By Crystal Caviness
The Rev. Richard Hartman likens handing a copy of Strength for Service to a police officer to “putting God right there in the midst of things.”
As chaplain to an Indiana police department that numbers more than 400, Hartman’s job entails providing spiritual encouragement to the men and women who work to protect its city’s citizens and property. Often working back-to-back shifts that leave officers unable to attend regular church services, Hartman recognizes the need for boosting police officers’ morale and supporting their faith walk.
Strength for Service, a daily devotional created specifically for law enforcement officers, fire fighters, paramedics/EMTs and other first responders, is a resource that Hartman uses regularly.

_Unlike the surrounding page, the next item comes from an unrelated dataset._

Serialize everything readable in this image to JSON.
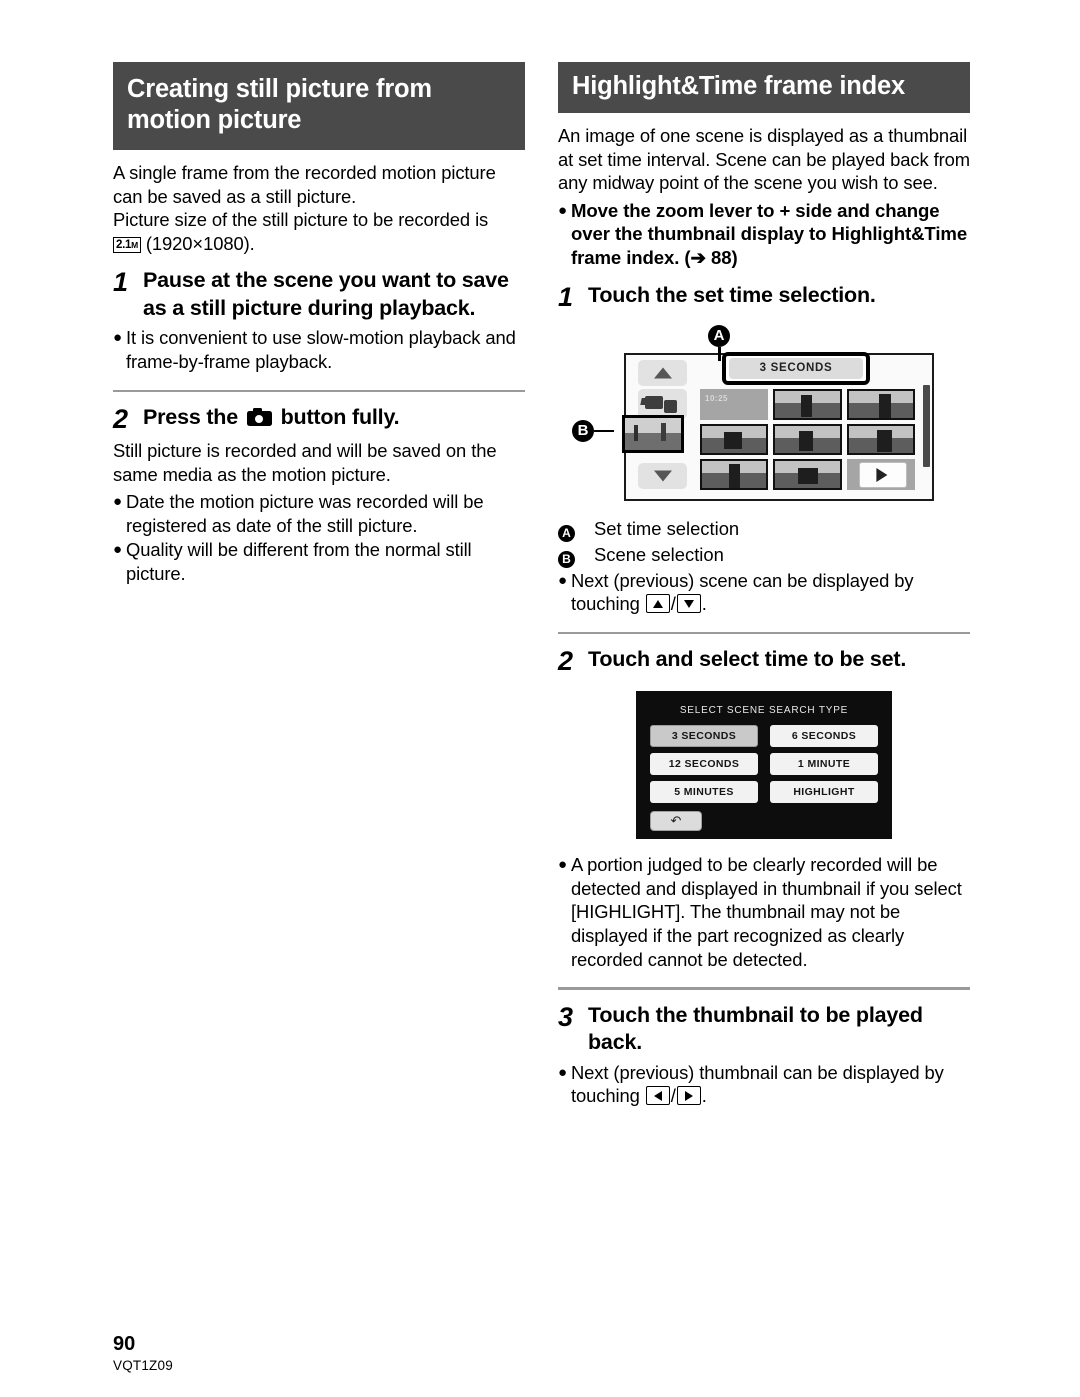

The Strength for Service book “really gives first responders an opportunity to see people who are just like them and what they are faced with day in and day out so that they are not alone in that journey,” he said.
In addition to using Strength for Service when he leads chapel services for the department, Hartman has been instrumental in placing the books in the patrol cars.

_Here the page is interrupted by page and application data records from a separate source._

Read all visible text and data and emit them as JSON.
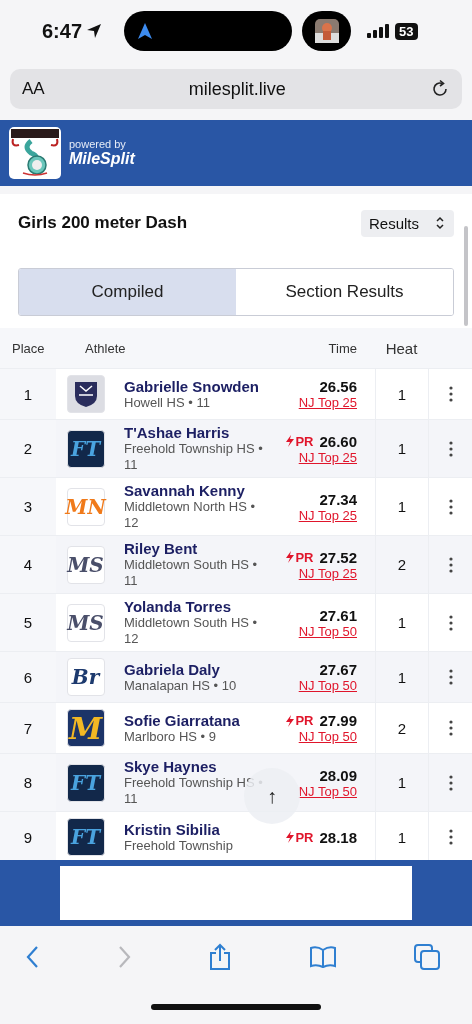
{
  "status_bar": {
    "time": "6:47",
    "battery": "53"
  },
  "browser": {
    "text_size_button": "AA",
    "url": "milesplit.live"
  },
  "site_header": {
    "powered_by": "powered by",
    "brand": "MileSplit"
  },
  "event": {
    "title": "Girls 200 meter Dash",
    "view_select": "Results"
  },
  "tabs": [
    {
      "label": "Compiled",
      "selected": true
    },
    {
      "label": "Section Results",
      "selected": false
    }
  ],
  "table": {
    "columns": [
      "Place",
      "Athlete",
      "Time",
      "Heat"
    ],
    "rows": [
      {
        "place": "1",
        "name": "Gabrielle Snowden",
        "school": "Howell HS • 11",
        "time": "26.56",
        "rank": "NJ Top 25",
        "heat": "1",
        "logo": {
          "kind": "shield"
        }
      },
      {
        "place": "2",
        "name": "T'Ashae Harris",
        "school": "Freehold Township HS • 11",
        "badge": "PR",
        "time": "26.60",
        "rank": "NJ Top 25",
        "heat": "1",
        "logo": {
          "kind": "navy",
          "text": "FT"
        }
      },
      {
        "place": "3",
        "name": "Savannah Kenny",
        "school": "Middletown North HS • 12",
        "time": "27.34",
        "rank": "NJ Top 25",
        "heat": "1",
        "logo": {
          "kind": "orange",
          "text": "MN"
        }
      },
      {
        "place": "4",
        "name": "Riley Bent",
        "school": "Middletown South HS • 11",
        "badge": "PR",
        "time": "27.52",
        "rank": "NJ Top 25",
        "heat": "2",
        "logo": {
          "kind": "grey",
          "text": "MS"
        }
      },
      {
        "place": "5",
        "name": "Yolanda Torres",
        "school": "Middletown South HS • 12",
        "time": "27.61",
        "rank": "NJ Top 50",
        "heat": "1",
        "logo": {
          "kind": "grey",
          "text": "MS"
        }
      },
      {
        "place": "6",
        "name": "Gabriela Daly",
        "school": "Manalapan HS • 10",
        "time": "27.67",
        "rank": "NJ Top 50",
        "heat": "1",
        "logo": {
          "kind": "wing",
          "text": "Br"
        }
      },
      {
        "place": "7",
        "name": "Sofie Giarratana",
        "school": "Marlboro HS • 9",
        "badge": "PR",
        "time": "27.99",
        "rank": "NJ Top 50",
        "heat": "2",
        "logo": {
          "kind": "gold",
          "text": "M"
        }
      },
      {
        "place": "8",
        "name": "Skye Haynes",
        "school": "Freehold Township HS • 11",
        "time": "28.09",
        "rank": "NJ Top 50",
        "heat": "1",
        "logo": {
          "kind": "navy",
          "text": "FT"
        }
      },
      {
        "place": "9",
        "name": "Kristin Sibilia",
        "school": "Freehold Township",
        "badge": "PR",
        "time": "28.18",
        "heat": "1",
        "logo": {
          "kind": "navy",
          "text": "FT"
        }
      }
    ]
  },
  "scroll_top_button": "↑"
}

Many officers ride alone in their squad cars with minimal face-to-face interaction with other officers. Their car, Hartman said, is their office. Having a copy of Strength for Service on the front seat is one way to offer support, he said.
Strength for Service, an outreach of the General Commission on United Methodist Men that in 2016 became its own non-denominational 501(c)(3) organization, currently publishes three versions of Strength for Service: “To God and Country” for veterans, “To God and Community” for first responders, and “To God and Community (Scout edition).”
First published in 1942 to distribute to World War II soldiers, Strength for Service provides the devotionals free of charge, with printing and distribution costs paid through donations.
In the past 15 years, more than 500,000 copies of the devotional have been given to military personnel; more than 40,000 have been delivered to first responders in the past four years.